I qualified as a vet from Liverpool University in 2010. Through-out university I increasingly felt that clinical veterinary practice was not for me. I had a growing interest in working in development and, wherever possible, I carried out EMS overseas. Following graduation I was awarded a BVA TAWS grant to assess perceptions of livestock owners to rabies in Ethiopia. It was here that I became fascinated by the livestock – human interface; the dependency of the world’s poorest populations on animals for their income and source of nutrition.
After a brief spell in equine practice I realised that I needed to gain more skills to work in the development sector. I went on to do a MSc in Veterinary Epidemiology and a PhD in the drylands of northern Kenya planning strategic animal health programmes in drought prone areas.
Following on from this I became a lead analyst and coordinator on a project in South Sudan, monitoring food security of populations in a protracted crisis. This information provided analysis and support for NGO’s carrying out emergency humanitarian assistance. I have since developed a small consultancy company in Nairobi and work on projects in Somalia, South Sudan and northern Kenya. I work predominantly with a think tank and also with NGO’s and donors.
Increasingly my work is focussed on management of livestock in arid and semi-arid range lands in sub Saharan Africa. The open range lands systems are home to approximately 50 million pastoralists, 80% of the livestock population and a plethora of wildlife species that exist outside of national parks. These areas are highly prone to drought and contain some of the worlds poorest populations. Over 70% of the rangelands have suffered severe degradation since 1990 due to climate change and changes in livestock production. This has exacerbated the effects of drought in these areas on livestock, human and wildlife populations. Management of livestock in arid and semi-arid range lands is integral to a environmental sustainability, household survival and the nutrition status of children within them. Maintaining range land health and production is one of the greatest challenges our generation faces today.

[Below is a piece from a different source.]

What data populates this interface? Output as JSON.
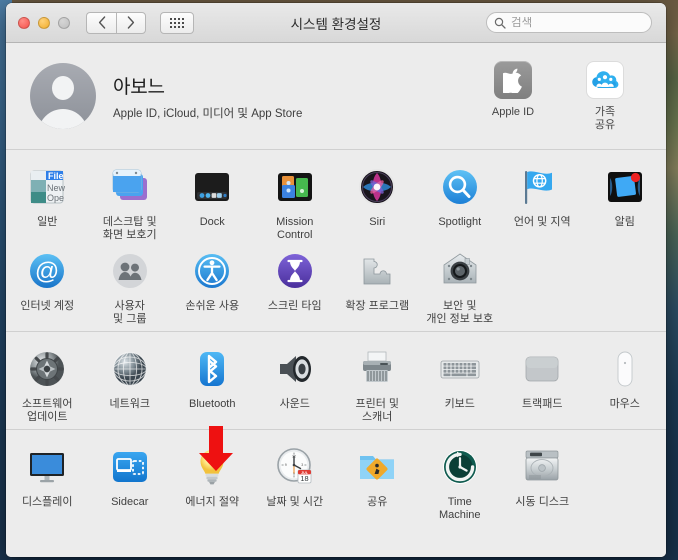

As well as working in the development sector I have begun to work in my spare time on 2 charitable projects – one is running an ultramarathon and raising funds and awareness for anti-poaching units. The second is setting up a programme promoting pangolin awareness and protection is East Africa. It is my hope that we can protect the remaining landscapes and wildlife for those to follow and provide assistance, support and opportunities for those living within them to improve their prosperity.